**Work request**. Can you print the data exactly and leave out each image?

########################################

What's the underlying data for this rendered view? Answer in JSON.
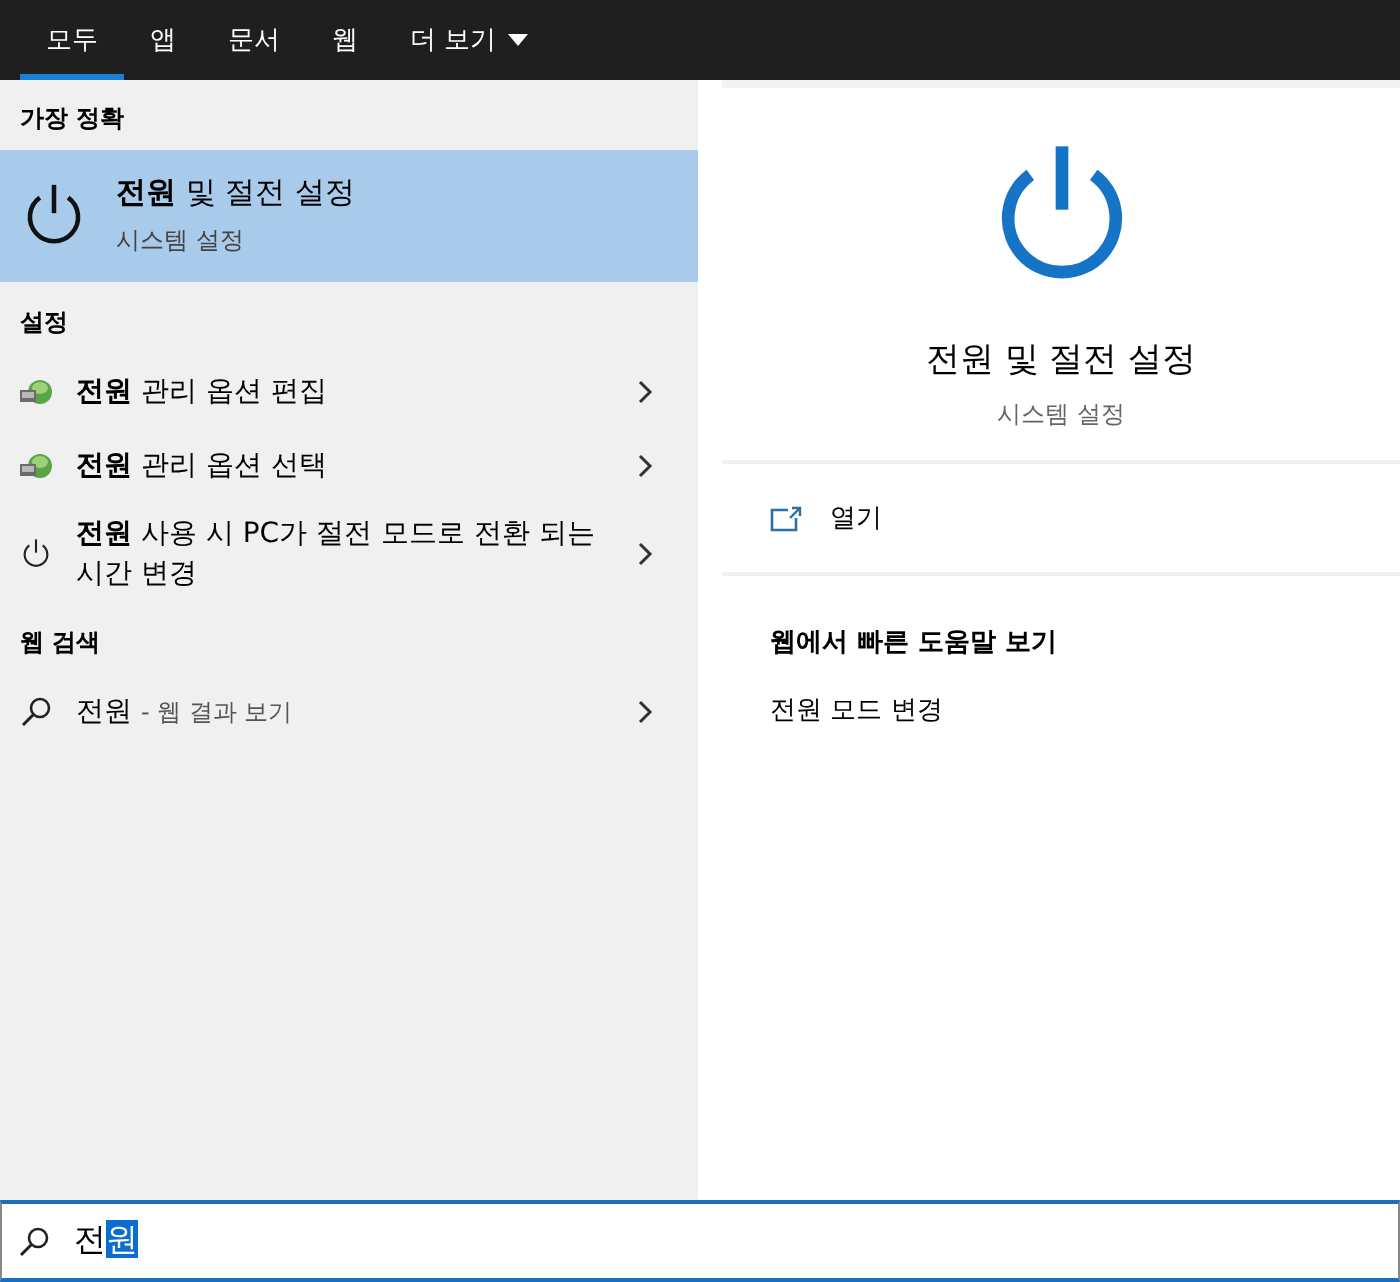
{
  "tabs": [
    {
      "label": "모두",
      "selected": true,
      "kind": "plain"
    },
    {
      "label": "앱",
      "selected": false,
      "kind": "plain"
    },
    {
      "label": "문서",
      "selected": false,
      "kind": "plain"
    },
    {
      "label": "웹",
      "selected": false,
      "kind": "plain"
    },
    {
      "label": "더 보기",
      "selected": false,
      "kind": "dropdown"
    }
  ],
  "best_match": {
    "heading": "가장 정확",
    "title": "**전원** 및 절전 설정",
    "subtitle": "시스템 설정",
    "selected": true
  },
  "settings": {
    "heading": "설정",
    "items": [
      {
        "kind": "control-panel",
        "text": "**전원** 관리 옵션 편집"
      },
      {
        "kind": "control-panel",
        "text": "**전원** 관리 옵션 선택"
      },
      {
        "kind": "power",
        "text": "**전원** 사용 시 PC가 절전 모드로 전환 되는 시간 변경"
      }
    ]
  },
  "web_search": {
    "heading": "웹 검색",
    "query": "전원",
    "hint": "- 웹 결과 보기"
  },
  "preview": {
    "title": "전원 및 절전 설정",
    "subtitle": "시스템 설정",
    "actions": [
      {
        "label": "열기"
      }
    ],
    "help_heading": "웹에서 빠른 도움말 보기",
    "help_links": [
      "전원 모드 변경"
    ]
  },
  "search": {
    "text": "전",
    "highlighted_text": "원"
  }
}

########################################

**Result of this exercise**.
What's the underlying data for this rendered view? Answer in JSON.
{
  "tabs": [
    {
      "label": "모두",
      "selected": true,
      "kind": "plain"
    },
    {
      "label": "앱",
      "selected": false,
      "kind": "plain"
    },
    {
      "label": "문서",
      "selected": false,
      "kind": "plain"
    },
    {
      "label": "웹",
      "selected": false,
      "kind": "plain"
    },
    {
      "label": "더 보기",
      "selected": false,
      "kind": "dropdown"
    }
  ],
  "best_match": {
    "heading": "가장 정확",
    "title": "**전원** 및 절전 설정",
    "subtitle": "시스템 설정",
    "selected": true
  },
  "settings": {
    "heading": "설정",
    "items": [
      {
        "kind": "control-panel",
        "text": "**전원** 관리 옵션 편집"
      },
      {
        "kind": "control-panel",
        "text": "**전원** 관리 옵션 선택"
      },
      {
        "kind": "power",
        "text": "**전원** 사용 시 PC가 절전 모드로 전환 되는 시간 변경"
      }
    ]
  },
  "web_search": {
    "heading": "웹 검색",
    "query": "전원",
    "hint": "- 웹 결과 보기"
  },
  "preview": {
    "title": "전원 및 절전 설정",
    "subtitle": "시스템 설정",
    "actions": [
      {
        "label": "열기"
      }
    ],
    "help_heading": "웹에서 빠른 도움말 보기",
    "help_links": [
      "전원 모드 변경"
    ]
  },
  "search": {
    "text": "전",
    "highlighted_text": "원"
  }
}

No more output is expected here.